Data excerpts below:

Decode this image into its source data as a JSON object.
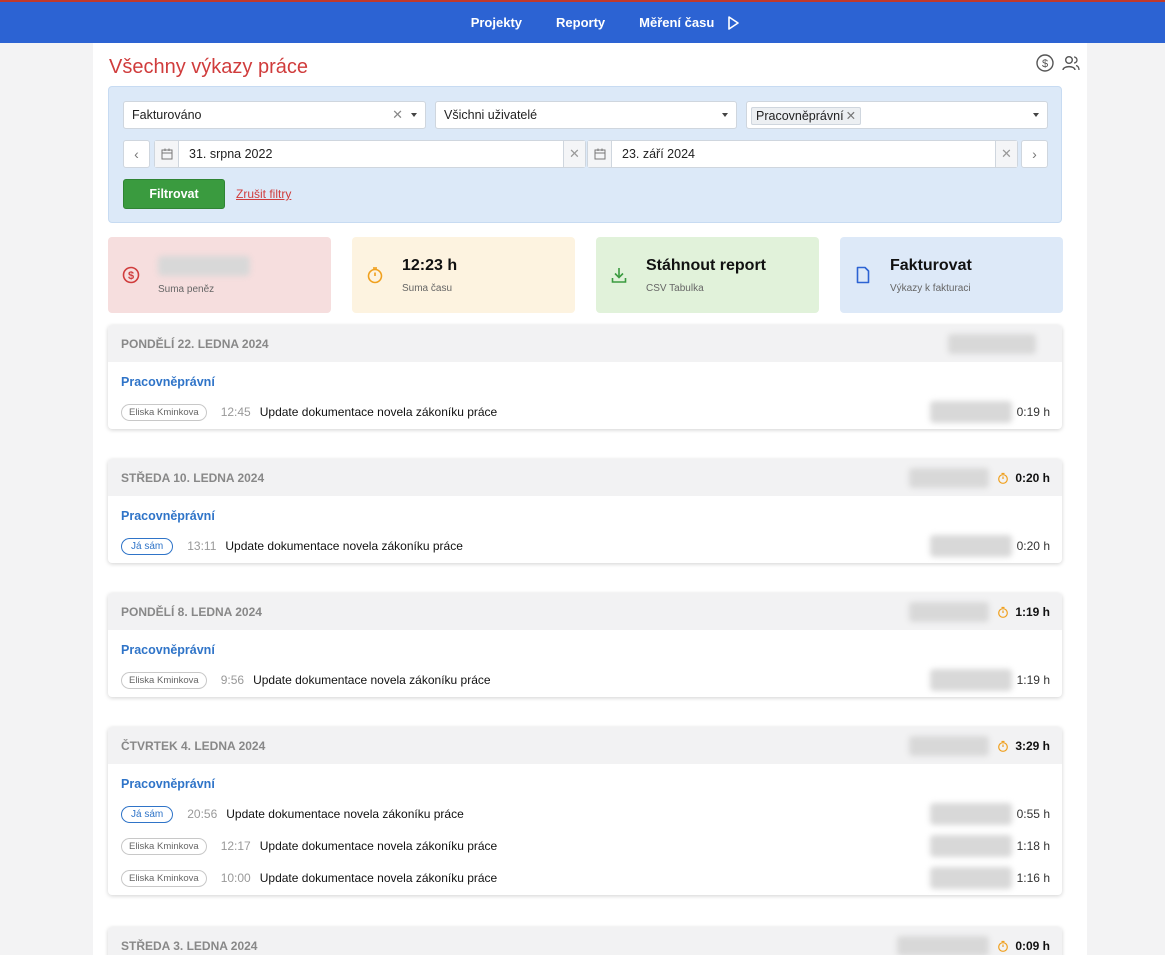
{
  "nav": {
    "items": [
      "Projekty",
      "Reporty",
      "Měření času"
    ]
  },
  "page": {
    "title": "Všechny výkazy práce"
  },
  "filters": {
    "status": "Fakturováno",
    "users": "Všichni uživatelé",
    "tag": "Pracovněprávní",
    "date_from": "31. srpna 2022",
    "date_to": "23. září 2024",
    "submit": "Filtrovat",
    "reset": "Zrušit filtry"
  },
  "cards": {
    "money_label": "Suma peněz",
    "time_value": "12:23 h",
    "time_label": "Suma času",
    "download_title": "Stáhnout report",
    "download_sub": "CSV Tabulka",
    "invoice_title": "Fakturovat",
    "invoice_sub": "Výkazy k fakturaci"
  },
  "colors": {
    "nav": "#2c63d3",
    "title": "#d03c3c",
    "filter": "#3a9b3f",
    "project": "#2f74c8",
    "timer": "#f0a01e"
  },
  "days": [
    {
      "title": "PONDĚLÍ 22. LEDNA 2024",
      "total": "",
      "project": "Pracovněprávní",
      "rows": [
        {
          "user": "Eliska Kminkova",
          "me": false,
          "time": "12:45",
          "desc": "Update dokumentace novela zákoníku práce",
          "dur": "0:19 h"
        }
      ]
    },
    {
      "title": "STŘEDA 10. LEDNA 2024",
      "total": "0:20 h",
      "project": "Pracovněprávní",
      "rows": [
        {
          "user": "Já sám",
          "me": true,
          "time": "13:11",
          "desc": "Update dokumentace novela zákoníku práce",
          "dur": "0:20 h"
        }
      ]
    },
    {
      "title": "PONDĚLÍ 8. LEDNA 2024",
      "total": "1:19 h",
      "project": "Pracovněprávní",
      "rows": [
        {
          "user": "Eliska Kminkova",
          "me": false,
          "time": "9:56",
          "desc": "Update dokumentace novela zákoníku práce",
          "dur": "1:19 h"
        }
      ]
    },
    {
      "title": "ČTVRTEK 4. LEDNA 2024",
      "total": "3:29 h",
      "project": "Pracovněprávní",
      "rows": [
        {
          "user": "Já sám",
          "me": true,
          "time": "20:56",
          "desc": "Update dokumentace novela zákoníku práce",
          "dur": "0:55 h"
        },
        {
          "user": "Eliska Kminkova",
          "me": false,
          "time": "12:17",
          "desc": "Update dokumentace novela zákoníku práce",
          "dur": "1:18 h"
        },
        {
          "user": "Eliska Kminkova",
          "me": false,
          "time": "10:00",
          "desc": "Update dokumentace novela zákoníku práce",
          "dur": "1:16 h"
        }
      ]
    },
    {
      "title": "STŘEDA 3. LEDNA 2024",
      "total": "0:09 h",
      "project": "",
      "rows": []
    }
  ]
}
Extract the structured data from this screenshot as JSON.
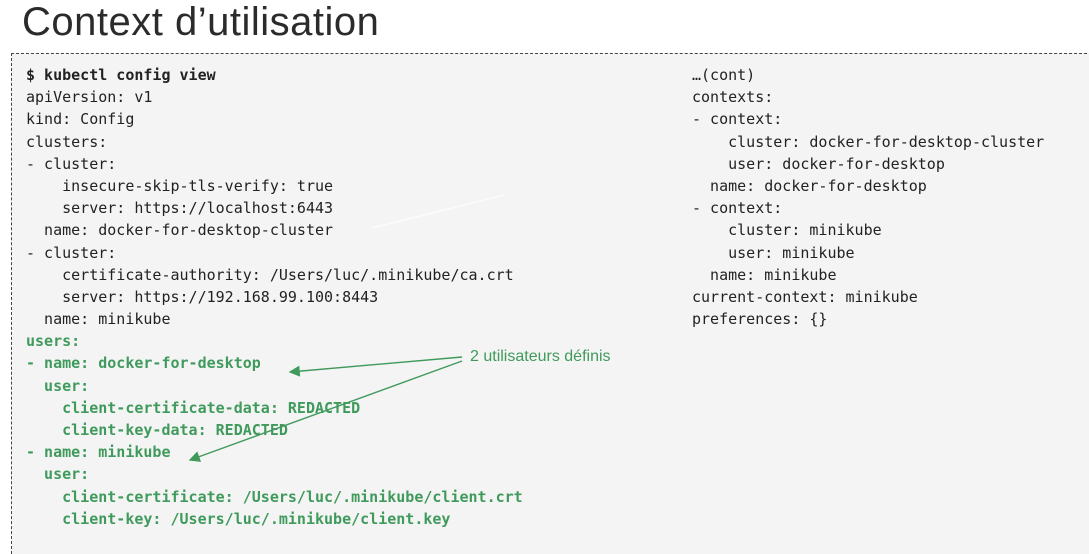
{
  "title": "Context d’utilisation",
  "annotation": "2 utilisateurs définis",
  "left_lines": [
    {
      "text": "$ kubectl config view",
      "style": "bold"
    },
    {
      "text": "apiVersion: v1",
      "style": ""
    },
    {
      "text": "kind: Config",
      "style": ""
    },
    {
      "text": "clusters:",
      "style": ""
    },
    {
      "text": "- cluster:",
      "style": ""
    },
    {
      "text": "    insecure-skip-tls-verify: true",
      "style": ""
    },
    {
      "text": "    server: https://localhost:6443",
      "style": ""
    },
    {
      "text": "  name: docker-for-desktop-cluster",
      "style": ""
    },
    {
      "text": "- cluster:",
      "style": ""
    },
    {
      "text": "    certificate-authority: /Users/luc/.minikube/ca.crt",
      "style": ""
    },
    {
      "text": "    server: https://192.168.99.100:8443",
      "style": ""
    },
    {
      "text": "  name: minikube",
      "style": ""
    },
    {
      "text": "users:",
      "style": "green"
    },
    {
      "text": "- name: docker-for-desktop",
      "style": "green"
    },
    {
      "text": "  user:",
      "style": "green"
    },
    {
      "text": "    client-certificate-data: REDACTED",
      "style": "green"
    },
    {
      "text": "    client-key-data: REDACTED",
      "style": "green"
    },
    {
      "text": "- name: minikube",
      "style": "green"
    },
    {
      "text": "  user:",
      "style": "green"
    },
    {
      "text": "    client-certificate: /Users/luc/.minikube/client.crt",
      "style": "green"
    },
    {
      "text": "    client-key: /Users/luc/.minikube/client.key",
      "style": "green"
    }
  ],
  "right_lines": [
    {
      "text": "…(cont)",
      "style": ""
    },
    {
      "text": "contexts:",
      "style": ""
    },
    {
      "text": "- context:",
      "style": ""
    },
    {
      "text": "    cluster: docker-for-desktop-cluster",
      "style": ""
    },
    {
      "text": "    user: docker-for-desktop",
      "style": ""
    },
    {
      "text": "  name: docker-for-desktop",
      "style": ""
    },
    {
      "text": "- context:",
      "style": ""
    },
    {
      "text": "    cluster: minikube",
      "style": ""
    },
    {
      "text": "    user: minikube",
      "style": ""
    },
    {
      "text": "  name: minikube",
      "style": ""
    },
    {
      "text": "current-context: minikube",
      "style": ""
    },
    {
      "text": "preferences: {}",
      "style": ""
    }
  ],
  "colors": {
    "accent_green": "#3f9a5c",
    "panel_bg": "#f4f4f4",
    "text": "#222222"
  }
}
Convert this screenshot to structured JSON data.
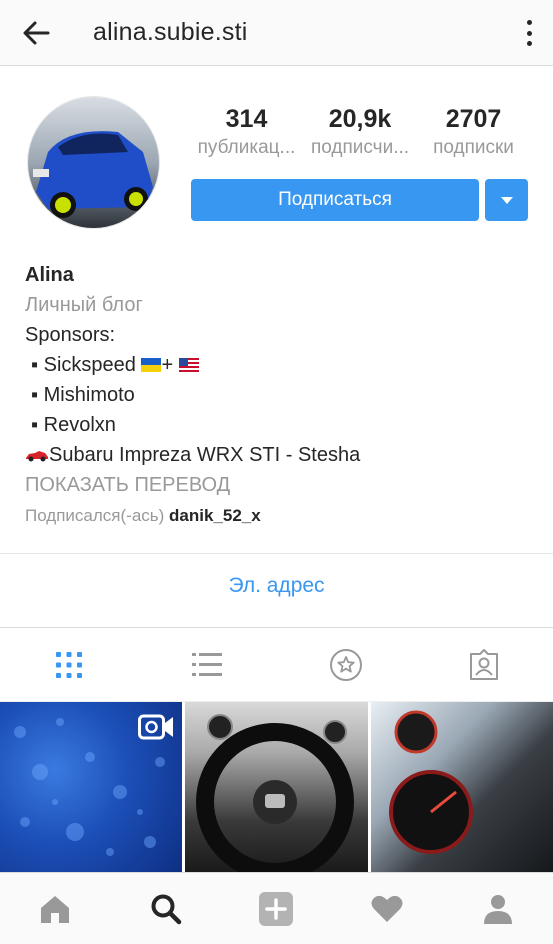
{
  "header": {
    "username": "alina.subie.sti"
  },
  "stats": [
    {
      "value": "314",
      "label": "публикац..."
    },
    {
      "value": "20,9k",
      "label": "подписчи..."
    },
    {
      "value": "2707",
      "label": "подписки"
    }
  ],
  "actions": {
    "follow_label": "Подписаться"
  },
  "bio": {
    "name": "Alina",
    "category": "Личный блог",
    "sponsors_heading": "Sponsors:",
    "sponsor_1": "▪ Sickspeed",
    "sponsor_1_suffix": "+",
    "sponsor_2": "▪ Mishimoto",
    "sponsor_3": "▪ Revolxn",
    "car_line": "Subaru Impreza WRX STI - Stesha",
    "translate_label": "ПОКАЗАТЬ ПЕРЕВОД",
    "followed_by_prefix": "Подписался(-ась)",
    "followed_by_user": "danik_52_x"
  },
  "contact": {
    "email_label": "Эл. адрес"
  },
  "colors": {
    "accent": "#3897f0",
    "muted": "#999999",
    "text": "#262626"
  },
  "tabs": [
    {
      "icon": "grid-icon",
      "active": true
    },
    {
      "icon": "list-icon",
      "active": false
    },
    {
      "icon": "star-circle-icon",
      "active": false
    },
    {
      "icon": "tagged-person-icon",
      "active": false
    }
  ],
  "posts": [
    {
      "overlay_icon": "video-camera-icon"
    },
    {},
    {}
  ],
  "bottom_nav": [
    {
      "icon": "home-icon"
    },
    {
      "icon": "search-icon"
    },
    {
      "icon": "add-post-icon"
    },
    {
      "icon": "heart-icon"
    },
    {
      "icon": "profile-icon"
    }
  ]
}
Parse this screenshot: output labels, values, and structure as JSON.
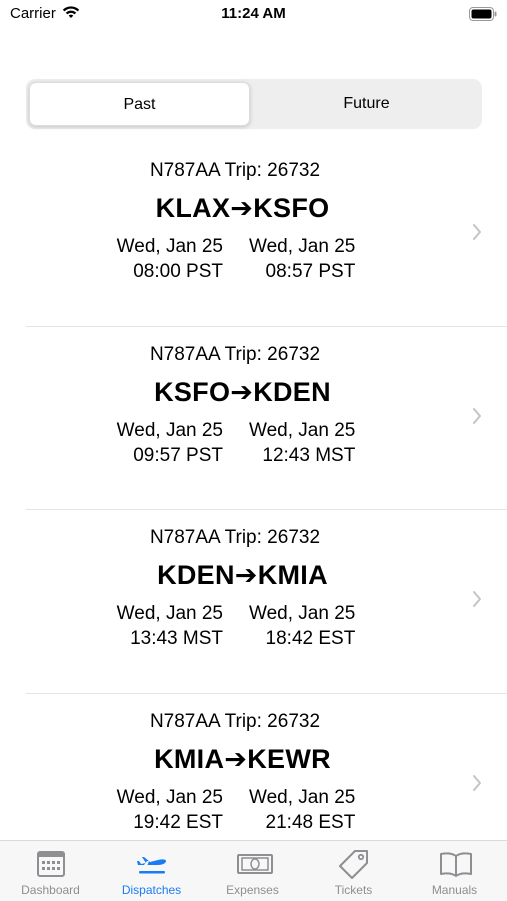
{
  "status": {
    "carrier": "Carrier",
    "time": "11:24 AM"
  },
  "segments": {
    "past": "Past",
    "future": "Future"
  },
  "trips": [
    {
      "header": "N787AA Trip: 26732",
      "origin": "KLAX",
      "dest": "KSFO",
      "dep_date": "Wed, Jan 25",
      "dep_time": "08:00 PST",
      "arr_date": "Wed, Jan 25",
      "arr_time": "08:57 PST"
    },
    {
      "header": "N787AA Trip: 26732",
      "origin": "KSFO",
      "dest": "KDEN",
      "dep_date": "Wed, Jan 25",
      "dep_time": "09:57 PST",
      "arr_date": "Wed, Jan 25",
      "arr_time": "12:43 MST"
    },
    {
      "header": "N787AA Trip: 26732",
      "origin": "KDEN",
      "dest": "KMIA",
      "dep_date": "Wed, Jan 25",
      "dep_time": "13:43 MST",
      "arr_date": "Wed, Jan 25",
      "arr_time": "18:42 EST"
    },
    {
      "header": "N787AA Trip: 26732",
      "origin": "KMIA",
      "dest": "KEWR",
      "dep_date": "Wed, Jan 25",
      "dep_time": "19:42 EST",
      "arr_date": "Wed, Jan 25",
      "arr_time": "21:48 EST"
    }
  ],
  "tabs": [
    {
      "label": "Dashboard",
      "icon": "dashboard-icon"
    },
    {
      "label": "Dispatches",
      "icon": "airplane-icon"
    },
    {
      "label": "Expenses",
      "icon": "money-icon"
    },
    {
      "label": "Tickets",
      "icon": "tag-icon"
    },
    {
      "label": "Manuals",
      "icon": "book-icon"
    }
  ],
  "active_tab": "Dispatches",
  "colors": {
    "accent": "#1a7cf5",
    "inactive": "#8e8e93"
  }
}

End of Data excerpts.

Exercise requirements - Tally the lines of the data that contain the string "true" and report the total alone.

Output - 4